Exercise directions
Copy out, from the data, each line containing the string "subtitle".

== Dataset content

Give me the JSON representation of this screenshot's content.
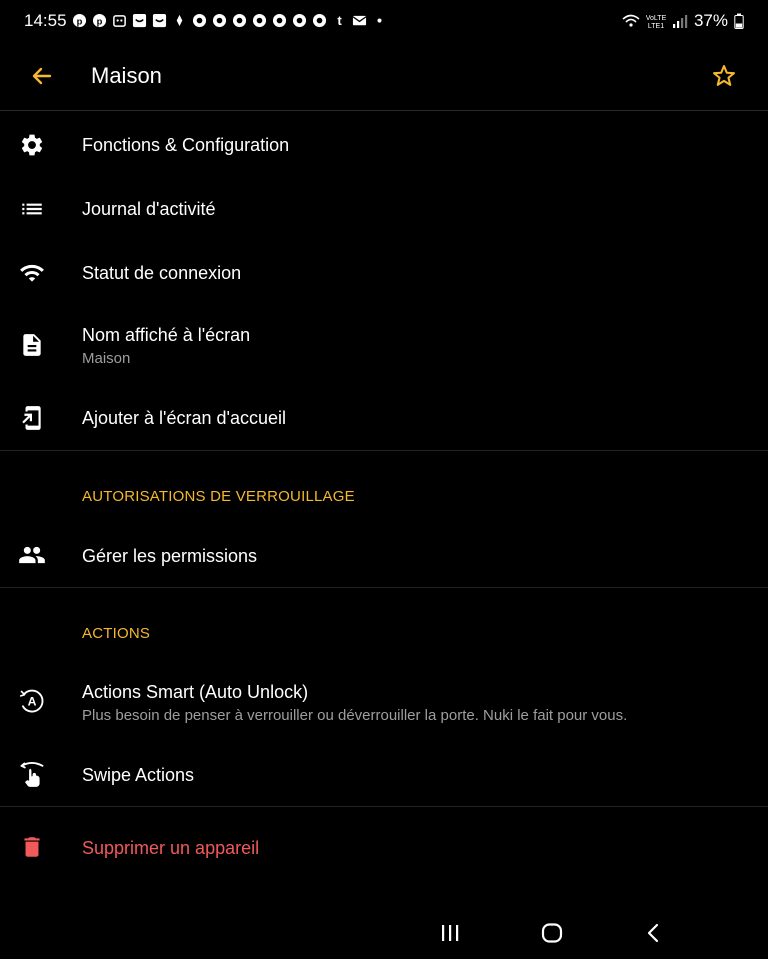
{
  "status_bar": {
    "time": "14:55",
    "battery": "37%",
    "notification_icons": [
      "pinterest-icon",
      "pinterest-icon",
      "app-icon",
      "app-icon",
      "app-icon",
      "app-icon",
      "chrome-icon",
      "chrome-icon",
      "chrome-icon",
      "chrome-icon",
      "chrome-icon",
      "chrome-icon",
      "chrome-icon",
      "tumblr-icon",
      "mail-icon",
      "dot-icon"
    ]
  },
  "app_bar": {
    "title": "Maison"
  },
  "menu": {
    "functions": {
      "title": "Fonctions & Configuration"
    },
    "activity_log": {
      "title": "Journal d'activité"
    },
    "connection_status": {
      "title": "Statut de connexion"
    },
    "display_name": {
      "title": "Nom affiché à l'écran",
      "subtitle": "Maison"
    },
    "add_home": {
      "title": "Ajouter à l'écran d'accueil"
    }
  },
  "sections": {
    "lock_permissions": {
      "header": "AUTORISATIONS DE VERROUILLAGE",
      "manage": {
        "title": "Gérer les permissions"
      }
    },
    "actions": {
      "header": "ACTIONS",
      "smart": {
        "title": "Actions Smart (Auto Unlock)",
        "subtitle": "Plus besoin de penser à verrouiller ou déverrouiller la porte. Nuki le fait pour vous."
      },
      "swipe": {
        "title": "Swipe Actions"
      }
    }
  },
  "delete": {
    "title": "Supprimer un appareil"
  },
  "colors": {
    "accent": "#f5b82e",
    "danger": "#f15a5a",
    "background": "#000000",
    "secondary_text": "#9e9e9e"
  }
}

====
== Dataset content

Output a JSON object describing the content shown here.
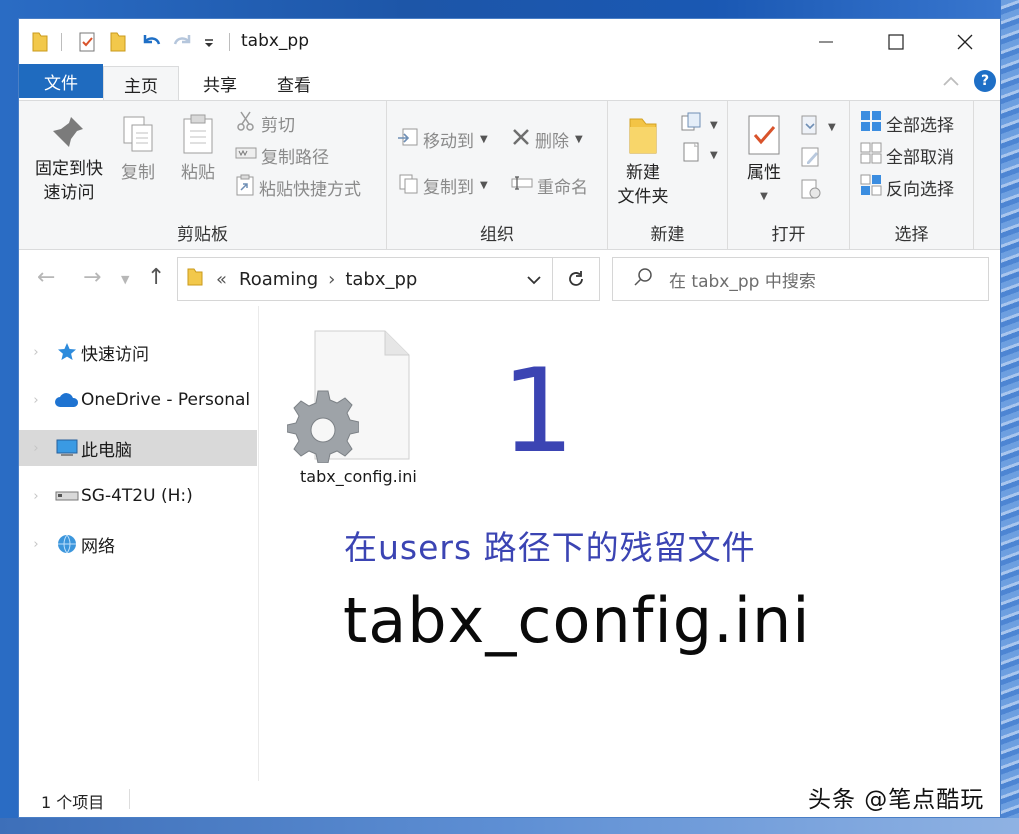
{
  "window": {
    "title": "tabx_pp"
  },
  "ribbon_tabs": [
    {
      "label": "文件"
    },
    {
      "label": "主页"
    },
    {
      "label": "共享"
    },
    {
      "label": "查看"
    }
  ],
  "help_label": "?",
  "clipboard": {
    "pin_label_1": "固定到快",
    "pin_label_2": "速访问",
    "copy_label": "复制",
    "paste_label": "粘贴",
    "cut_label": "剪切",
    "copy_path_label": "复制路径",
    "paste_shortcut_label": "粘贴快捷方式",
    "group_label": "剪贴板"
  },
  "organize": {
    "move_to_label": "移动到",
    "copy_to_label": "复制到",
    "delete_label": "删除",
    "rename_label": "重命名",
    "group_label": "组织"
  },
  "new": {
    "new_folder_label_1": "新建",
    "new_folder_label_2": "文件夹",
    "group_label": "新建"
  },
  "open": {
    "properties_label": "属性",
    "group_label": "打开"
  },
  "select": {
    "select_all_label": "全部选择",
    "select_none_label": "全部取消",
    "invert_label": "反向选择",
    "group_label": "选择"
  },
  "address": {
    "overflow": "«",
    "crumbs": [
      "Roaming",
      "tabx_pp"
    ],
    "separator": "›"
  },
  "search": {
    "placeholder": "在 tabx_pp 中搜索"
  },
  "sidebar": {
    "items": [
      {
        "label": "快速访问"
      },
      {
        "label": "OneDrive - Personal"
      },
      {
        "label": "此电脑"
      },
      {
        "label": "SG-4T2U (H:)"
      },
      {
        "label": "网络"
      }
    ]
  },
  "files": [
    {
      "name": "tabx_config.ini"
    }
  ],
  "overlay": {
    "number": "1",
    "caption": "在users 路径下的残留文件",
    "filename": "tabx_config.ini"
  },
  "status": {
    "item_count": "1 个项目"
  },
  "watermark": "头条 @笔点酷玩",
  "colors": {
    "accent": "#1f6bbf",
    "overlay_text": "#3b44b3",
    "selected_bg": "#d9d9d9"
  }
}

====

Exercise response
      "subtitle": "Maison"
        "subtitle": "Plus besoin de penser à verrouiller ou déverrouiller la porte. Nuki le fait pour vous."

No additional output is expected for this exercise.